=== Extracted information ===
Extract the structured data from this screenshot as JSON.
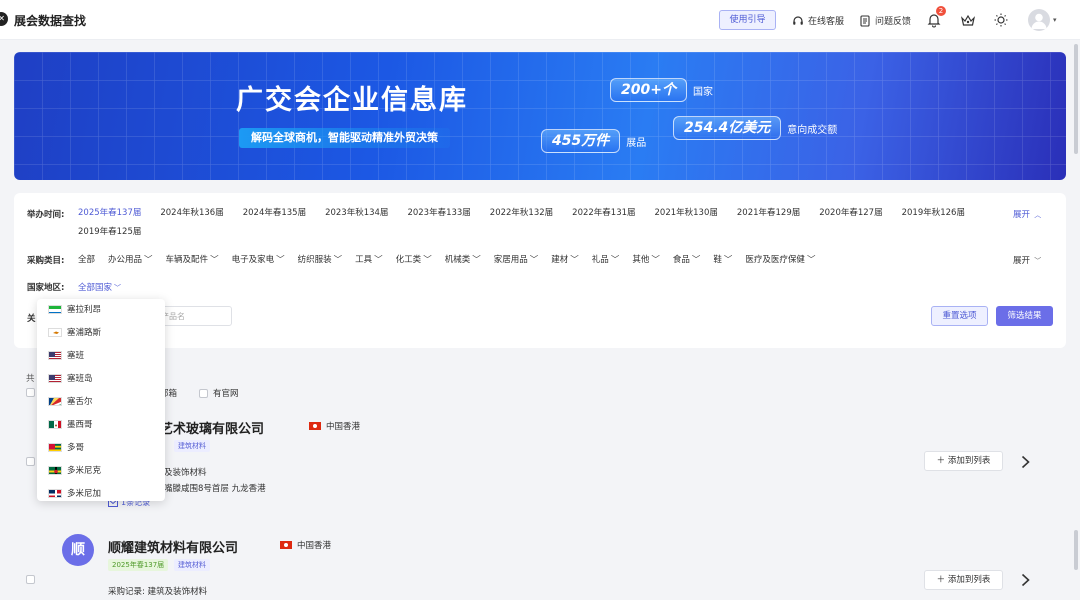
{
  "header": {
    "title": "展会数据查找",
    "guide_label": "使用引导",
    "service_label": "在线客服",
    "feedback_label": "问题反馈",
    "notification_count": "2"
  },
  "banner": {
    "title": "广交会企业信息库",
    "subtitle": "解码全球商机，智能驱动精准外贸决策",
    "stats": [
      {
        "value": "200+个",
        "unit": "国家"
      },
      {
        "value": "455万件",
        "unit": "展品"
      },
      {
        "value": "254.4亿美元",
        "unit": "意向成交额"
      }
    ]
  },
  "filters": {
    "time_label": "举办时间:",
    "years": [
      "2025年春137届",
      "2024年秋136届",
      "2024年春135届",
      "2023年秋134届",
      "2023年春133届",
      "2022年秋132届",
      "2022年春131届",
      "2021年秋130届",
      "2021年春129届",
      "2020年春127届",
      "2019年秋126届",
      "2019年春125届"
    ],
    "selected_year": "2025年春137届",
    "expand_label": "展开",
    "category_label": "采购类目:",
    "categories": [
      "全部",
      "办公用品",
      "车辆及配件",
      "电子及家电",
      "纺织服装",
      "工具",
      "化工类",
      "机械类",
      "家居用品",
      "建材",
      "礼品",
      "其他",
      "食品",
      "鞋",
      "医疗及医疗保健"
    ],
    "country_label": "国家地区:",
    "country_value": "全部国家",
    "keyword_label": "关",
    "keyword_placeholder": "产品名",
    "reset_label": "重置选项",
    "submit_label": "筛选结果"
  },
  "results": {
    "count_label": "共",
    "option_email": "邮箱",
    "option_website": "有官网",
    "add_label": "添加到列表",
    "companies": [
      {
        "name": "艺术玻璃有限公司",
        "region": "中国香港",
        "tag": "建筑材料",
        "purchase": "及装饰材料",
        "address": "嘴滕咸围8号首层 九龙香港",
        "records": "1条记录"
      },
      {
        "avatar_char": "顺",
        "name": "顺耀建筑材料有限公司",
        "region": "中国香港",
        "session_tag": "2025年春137届",
        "tag": "建筑材料",
        "purchase": "采购记录: 建筑及装饰材料"
      }
    ]
  },
  "dropdown": {
    "items": [
      {
        "name": "塞拉利昂",
        "flag": "sierra-leone-flag"
      },
      {
        "name": "塞浦路斯",
        "flag": "cyprus-flag"
      },
      {
        "name": "塞班",
        "flag": "us-flag"
      },
      {
        "name": "塞班岛",
        "flag": "us-flag"
      },
      {
        "name": "塞舌尔",
        "flag": "seychelles-flag"
      },
      {
        "name": "墨西哥",
        "flag": "mexico-flag"
      },
      {
        "name": "多哥",
        "flag": "togo-flag"
      },
      {
        "name": "多米尼克",
        "flag": "dominica-flag"
      },
      {
        "name": "多米尼加",
        "flag": "dominican-republic-flag"
      }
    ]
  },
  "colors": {
    "accent": "#4f5bd5",
    "primary_button": "#6b6ee8",
    "banner_blue": "#1c58e4"
  }
}
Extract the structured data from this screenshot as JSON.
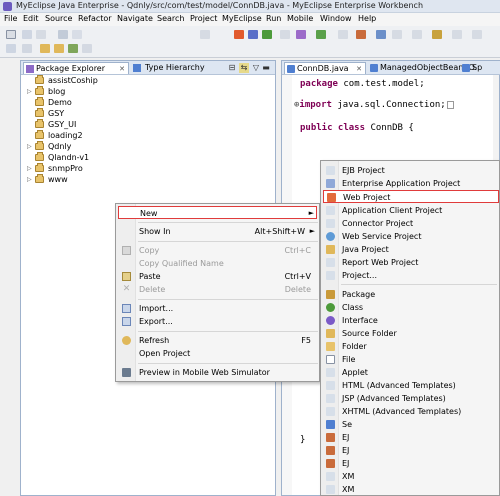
{
  "window": {
    "title": "MyEclipse Java Enterprise - Qdnly/src/com/test/model/ConnDB.java - MyEclipse Enterprise Workbench"
  },
  "menubar": [
    "File",
    "Edit",
    "Source",
    "Refactor",
    "Navigate",
    "Search",
    "Project",
    "MyEclipse",
    "Run",
    "Mobile",
    "Window",
    "Help"
  ],
  "left_panel": {
    "tabs": [
      "Package Explorer",
      "Type Hierarchy"
    ],
    "tree": [
      "assistCoship",
      "blog",
      "Demo",
      "GSY",
      "GSY_UI",
      "loading2",
      "Qdnly",
      "Qlandn-v1",
      "snmpPro",
      "www"
    ]
  },
  "editor": {
    "tabs": [
      "ConnDB.java",
      "ManagedObjectBeanBO.",
      "Sp"
    ],
    "code": {
      "l1_kw": "package",
      "l1_rest": " com.test.model;",
      "l2_kw": "import",
      "l2_rest": " java.sql.Connection;",
      "l3_kw": "public class",
      "l3_rest": " ConnDB {",
      "close": "}"
    }
  },
  "context_menu": {
    "items": [
      {
        "label": "New",
        "shortcut": "",
        "arrow": "►"
      },
      {
        "label": "Show In",
        "shortcut": "Alt+Shift+W",
        "arrow": "►"
      },
      {
        "label": "Copy",
        "shortcut": "Ctrl+C",
        "arrow": ""
      },
      {
        "label": "Copy Qualified Name",
        "shortcut": "",
        "arrow": ""
      },
      {
        "label": "Paste",
        "shortcut": "Ctrl+V",
        "arrow": ""
      },
      {
        "label": "Delete",
        "shortcut": "Delete",
        "arrow": ""
      },
      {
        "label": "Import...",
        "shortcut": "",
        "arrow": ""
      },
      {
        "label": "Export...",
        "shortcut": "",
        "arrow": ""
      },
      {
        "label": "Refresh",
        "shortcut": "F5",
        "arrow": ""
      },
      {
        "label": "Open Project",
        "shortcut": "",
        "arrow": ""
      },
      {
        "label": "Preview in Mobile Web Simulator",
        "shortcut": "",
        "arrow": ""
      }
    ]
  },
  "submenu": {
    "items": [
      "EJB Project",
      "Enterprise Application Project",
      "Web Project",
      "Application Client Project",
      "Connector Project",
      "Web Service Project",
      "Java Project",
      "Report Web Project",
      "Project...",
      "Package",
      "Class",
      "Interface",
      "Source Folder",
      "Folder",
      "File",
      "Applet",
      "HTML (Advanced Templates)",
      "JSP (Advanced Templates)",
      "XHTML (Advanced Templates)",
      "Se",
      "EJ",
      "EJ",
      "EJ",
      "XM",
      "XM"
    ]
  },
  "colors": {
    "highlight_border": "#e03b3b",
    "keyword": "#7f0055",
    "panel_border": "#9fb2cc"
  }
}
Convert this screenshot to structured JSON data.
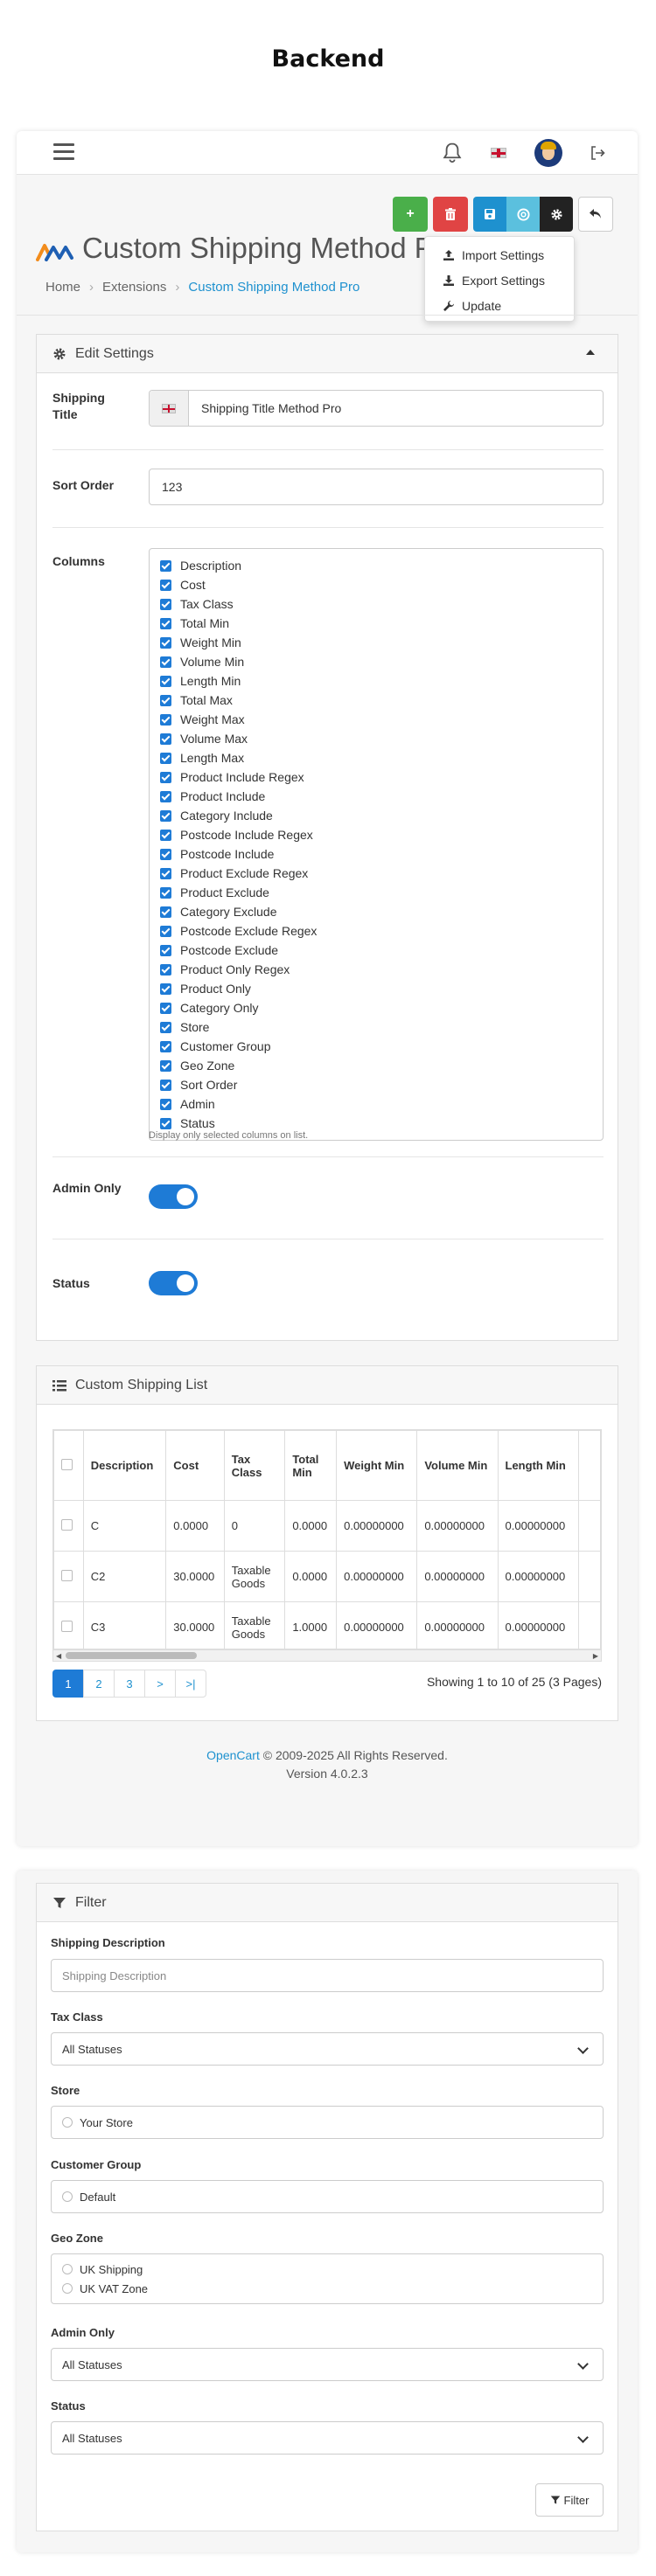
{
  "page": {
    "heading": "Backend"
  },
  "header": {
    "title": "Custom Shipping Method Pro"
  },
  "toolbar": {
    "add": "+",
    "dropdown": [
      "Import Settings",
      "Export Settings",
      "Update"
    ]
  },
  "breadcrumb": [
    "Home",
    "Extensions",
    "Custom Shipping Method Pro"
  ],
  "edit": {
    "title": "Edit Settings",
    "shipping_title_label": "Shipping Title",
    "shipping_title_value": "Shipping Title Method Pro",
    "sort_order_label": "Sort Order",
    "sort_order_value": "123",
    "columns_label": "Columns",
    "columns": [
      "Description",
      "Cost",
      "Tax Class",
      "Total Min",
      "Weight Min",
      "Volume Min",
      "Length Min",
      "Total Max",
      "Weight Max",
      "Volume Max",
      "Length Max",
      "Product Include Regex",
      "Product Include",
      "Category Include",
      "Postcode Include Regex",
      "Postcode Include",
      "Product Exclude Regex",
      "Product Exclude",
      "Category Exclude",
      "Postcode Exclude Regex",
      "Postcode Exclude",
      "Product Only Regex",
      "Product Only",
      "Category Only",
      "Store",
      "Customer Group",
      "Geo Zone",
      "Sort Order",
      "Admin",
      "Status"
    ],
    "columns_help": "Display only selected columns on list.",
    "admin_only_label": "Admin Only",
    "status_label": "Status"
  },
  "list": {
    "title": "Custom Shipping List",
    "headers": [
      "Description",
      "Cost",
      "Tax Class",
      "Total Min",
      "Weight Min",
      "Volume Min",
      "Length Min"
    ],
    "rows": [
      [
        "C",
        "0.0000",
        "0",
        "0.0000",
        "0.00000000",
        "0.00000000",
        "0.00000000"
      ],
      [
        "C2",
        "30.0000",
        "Taxable Goods",
        "0.0000",
        "0.00000000",
        "0.00000000",
        "0.00000000"
      ],
      [
        "C3",
        "30.0000",
        "Taxable Goods",
        "1.0000",
        "0.00000000",
        "0.00000000",
        "0.00000000"
      ]
    ],
    "pages": [
      "1",
      "2",
      "3",
      ">",
      ">|"
    ],
    "showing": "Showing 1 to 10 of 25 (3 Pages)"
  },
  "footer": {
    "link": "OpenCart",
    "copyright": " © 2009-2025 All Rights Reserved.",
    "version": "Version 4.0.2.3"
  },
  "filter": {
    "title": "Filter",
    "shipping_description_label": "Shipping Description",
    "shipping_description_placeholder": "Shipping Description",
    "tax_class_label": "Tax Class",
    "tax_class_value": "All Statuses",
    "store_label": "Store",
    "store_option": "Your Store",
    "customer_group_label": "Customer Group",
    "customer_group_option": "Default",
    "geo_zone_label": "Geo Zone",
    "geo_zone_options": [
      "UK Shipping",
      "UK VAT Zone"
    ],
    "admin_only_label": "Admin Only",
    "admin_only_value": "All Statuses",
    "status_label": "Status",
    "status_value": "All Statuses",
    "button": "Filter"
  },
  "colors": {
    "primary": "#1e7bd6",
    "success": "#4aaf4a",
    "danger": "#e04444",
    "info": "#5bc0de",
    "link": "#1e91cf"
  }
}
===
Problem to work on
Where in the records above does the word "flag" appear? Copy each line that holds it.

Your solution
        "flag": "sierra-leone-flag"
        "flag": "cyprus-flag"
        "flag": "us-flag"
        "flag": "us-flag"
        "flag": "seychelles-flag"
        "flag": "mexico-flag"
        "flag": "togo-flag"
        "flag": "dominica-flag"
        "flag": "dominican-republic-flag"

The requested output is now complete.